(Website and app data records)
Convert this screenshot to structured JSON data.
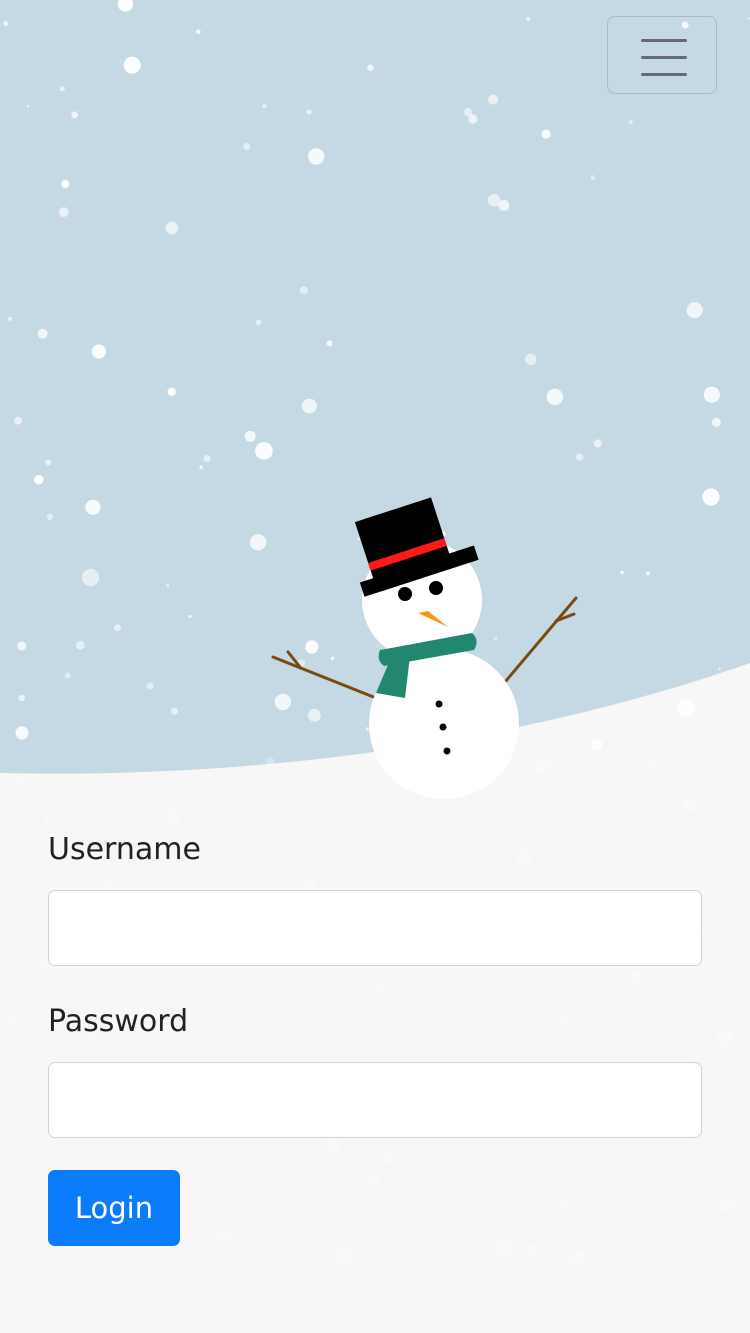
{
  "scene": {
    "sky_color": "#c5d9e4",
    "snow_ground_color": "#f8f7f7",
    "snowman": {
      "hat_color": "#000000",
      "hat_band_color": "#ff1a1a",
      "nose_color": "#f7941d",
      "scarf_color": "#23876f",
      "arm_color": "#7a4a12"
    }
  },
  "nav": {
    "menu_icon": "hamburger-menu-icon"
  },
  "form": {
    "username_label": "Username",
    "username_value": "",
    "password_label": "Password",
    "password_value": "",
    "login_label": "Login"
  },
  "colors": {
    "primary": "#0a7bfb"
  }
}
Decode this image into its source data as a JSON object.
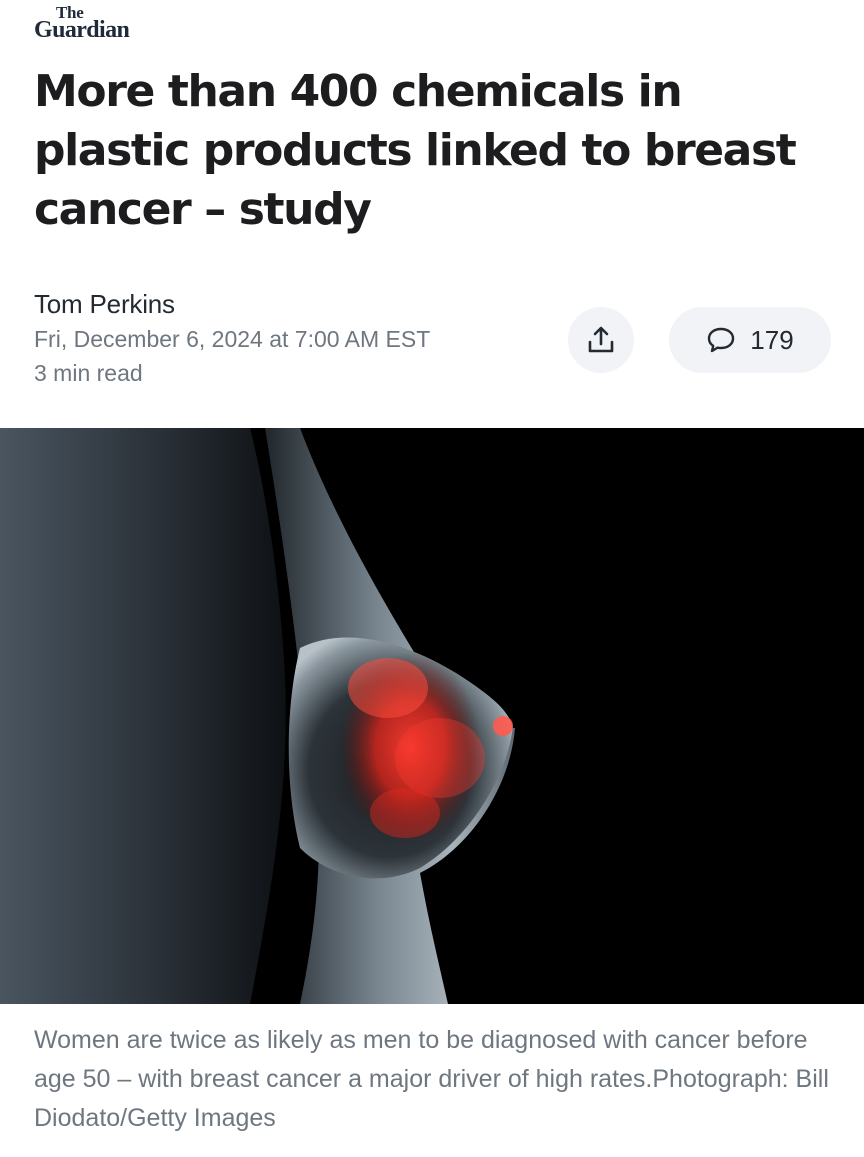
{
  "publisher": {
    "logo_line1": "The",
    "logo_line2": "Guardian"
  },
  "article": {
    "headline": "More than 400 chemicals in plastic products linked to breast cancer – study",
    "author": "Tom Perkins",
    "date": "Fri, December 6, 2024 at 7:00 AM EST",
    "read_time": "3 min read",
    "image_caption": "Women are twice as likely as men to be diagnosed with cancer before age 50 – with breast cancer a major driver of high rates.Photograph: Bill Diodato/Getty Images"
  },
  "actions": {
    "share_icon": "share-icon",
    "comment_icon": "comment-bubble-icon",
    "comments_count": "179"
  },
  "colors": {
    "headline": "#1d1d1f",
    "meta": "#6e7780",
    "button_bg": "#f1f3f6",
    "logo": "#1f2a3a"
  }
}
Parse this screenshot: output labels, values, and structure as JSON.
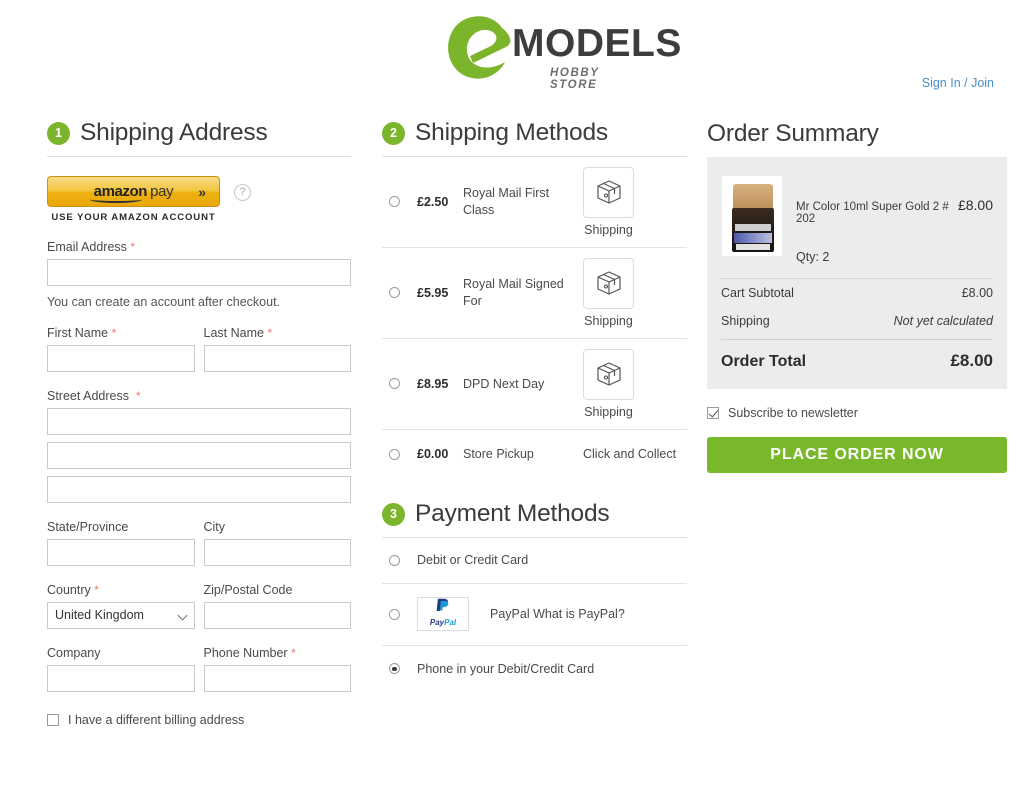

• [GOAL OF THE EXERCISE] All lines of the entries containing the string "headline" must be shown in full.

• [OUTPUT OF THE TASK]
    "headline": "More than 400 chemicals in plastic products linked to breast cancer – study",
    "headline": "#1d1d1f",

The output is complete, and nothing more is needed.